Improving the Environment for Learning: Academic Leaders Talk About What Works
This book identifies optimal practices or "benchmarks" for creating a quality learning environment within higher education and outlines steps faculty and administrators can take to improve student learning. Author Janet Donald integrates extensive research on teaching and learning with findings from her in-depth interviews with faculty and administrators at four of America's premier research institutions. She focuses on key factors influencing learning, identifies practices and policies central to effectiveness, and offers timely and feasible solutions for meeting student learning challenges.
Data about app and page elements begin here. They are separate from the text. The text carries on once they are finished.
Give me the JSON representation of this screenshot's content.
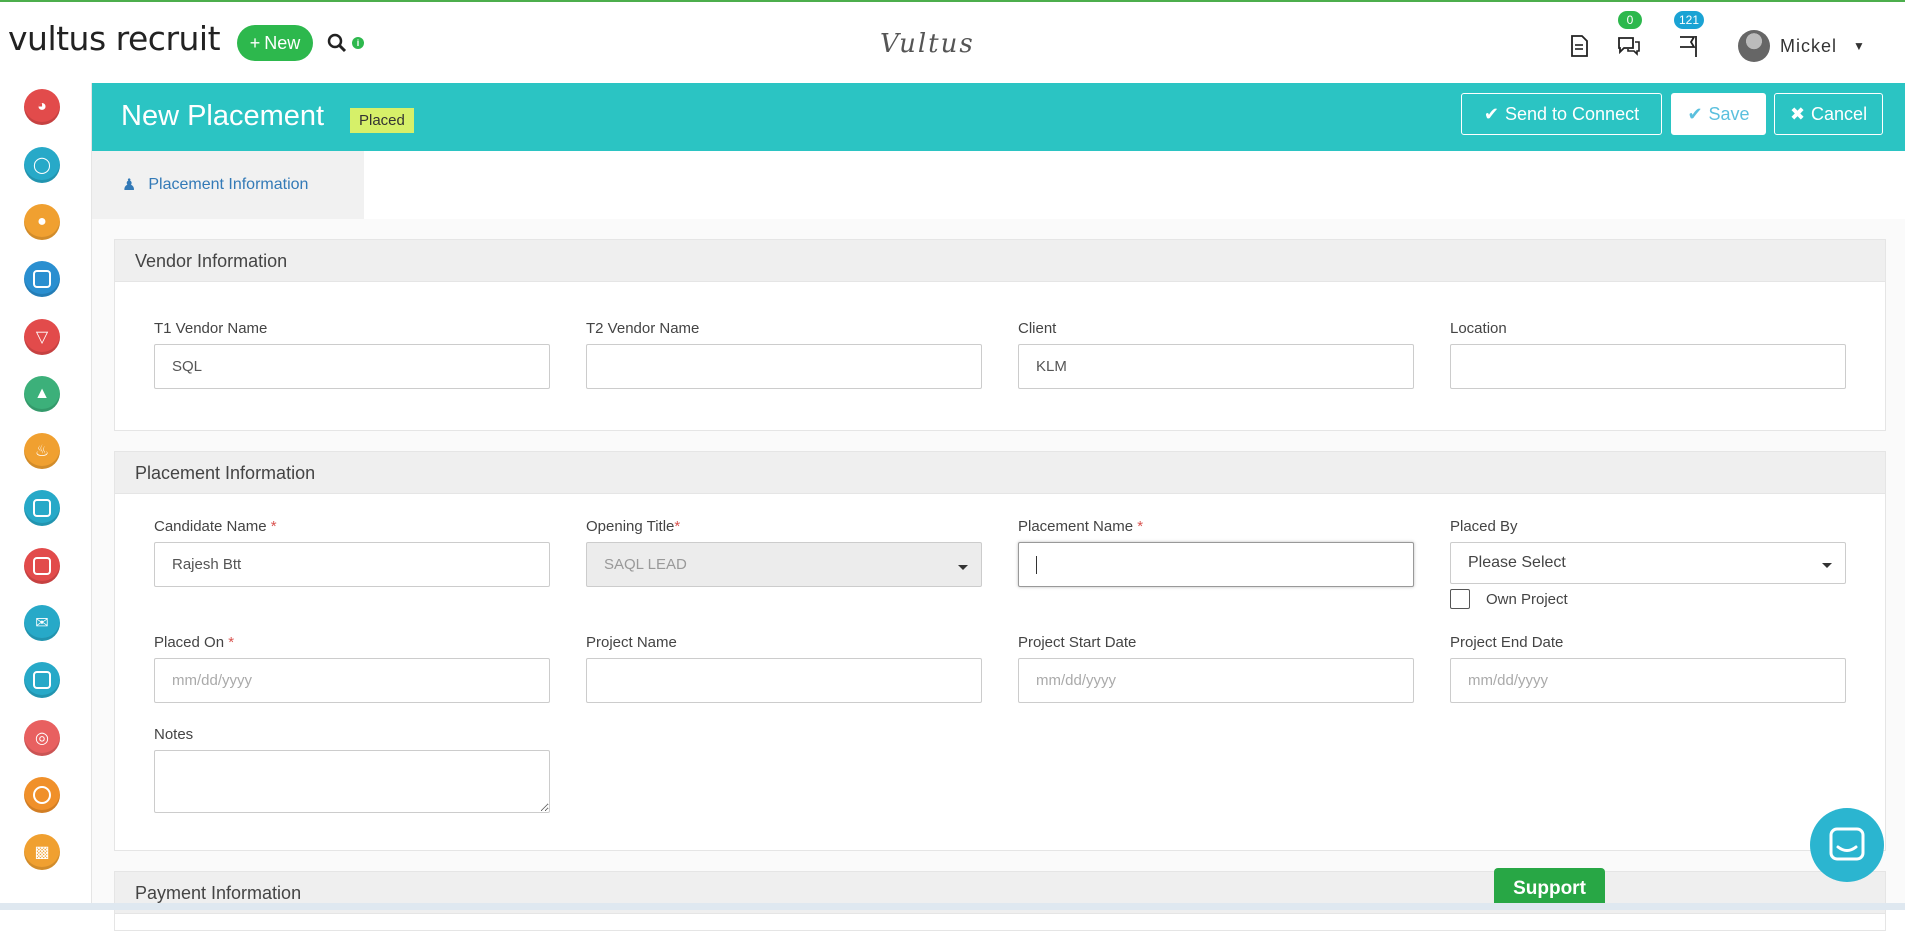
{
  "header": {
    "logo_text": "vultus recruit",
    "new_label": "New",
    "center_brand": "Vultus",
    "messages_count": "0",
    "notifications_count": "121",
    "user_name": "Mickel",
    "colors": {
      "green": "#2db84d",
      "teal": "#2bc4c3",
      "badge_blue": "#1aa3d4"
    }
  },
  "sidebar": {
    "items": [
      {
        "icon": "dashboard-icon",
        "color": "#e24b4b"
      },
      {
        "icon": "headset-icon",
        "color": "#27a9c8"
      },
      {
        "icon": "contacts-icon",
        "color": "#f0a030"
      },
      {
        "icon": "briefcase-icon",
        "color": "#2a8fd0"
      },
      {
        "icon": "funnel-icon",
        "color": "#e24b4b"
      },
      {
        "icon": "candidate-icon",
        "color": "#3cb07a"
      },
      {
        "icon": "hot-list-icon",
        "color": "#f0a030"
      },
      {
        "icon": "submissions-icon",
        "color": "#27a9c8"
      },
      {
        "icon": "interviews-icon",
        "color": "#e24b4b"
      },
      {
        "icon": "email-icon",
        "color": "#27a9c8"
      },
      {
        "icon": "inbox-icon",
        "color": "#27a9c8"
      },
      {
        "icon": "target-icon",
        "color": "#e86060"
      },
      {
        "icon": "sms-icon",
        "color": "#f0902a"
      },
      {
        "icon": "reports-icon",
        "color": "#f0a030"
      }
    ]
  },
  "titlebar": {
    "title": "New Placement",
    "status": "Placed",
    "send_label": "Send to Connect",
    "save_label": "Save",
    "cancel_label": "Cancel"
  },
  "tabs": {
    "active": "Placement Information"
  },
  "vendor": {
    "heading": "Vendor Information",
    "t1_label": "T1 Vendor Name",
    "t1_value": "SQL",
    "t2_label": "T2 Vendor Name",
    "t2_value": "",
    "client_label": "Client",
    "client_value": "KLM",
    "location_label": "Location",
    "location_value": ""
  },
  "placement": {
    "heading": "Placement Information",
    "candidate_label": "Candidate Name",
    "candidate_value": "Rajesh Btt",
    "opening_label": "Opening Title",
    "opening_value": "SAQL LEAD",
    "pname_label": "Placement Name",
    "pname_value": "",
    "placed_by_label": "Placed By",
    "placed_by_value": "Please Select",
    "own_project_label": "Own Project",
    "placed_on_label": "Placed On",
    "placed_on_placeholder": "mm/dd/yyyy",
    "project_name_label": "Project Name",
    "start_label": "Project Start Date",
    "start_placeholder": "mm/dd/yyyy",
    "end_label": "Project End Date",
    "end_placeholder": "mm/dd/yyyy",
    "notes_label": "Notes",
    "required_mark": "*"
  },
  "payment": {
    "heading": "Payment Information"
  },
  "support_label": "Support"
}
Academic leaders who have been charged with ensuring accountability and promoting improvement in institutions of higher educations will find a variety of perspectives and strategies that can be adapted to their own institutions. Using the voices of faculty, administrators, and members of higher education centers, Donald investigates institutional missions and priorities. She examines how learning goals vary across the disciplines and what this means in terms of student outcomes. She also describes practices that support the improvement of teaching and she discusses classroom assessment techniques that measure learning and teaching. Donald examines student selection and access--especially questions of quality and diversity--and discusses how to foster motivation for learning. In addition, she provides strategies for recognizing teaching in tenure and reward systems and points out the importance of academic leadership.
Donald, Janet, "Improving the Environment for Learning: Academic Leaders Talk About What Works" (1997). Centers for Teaching and Technology - Book Library. 71.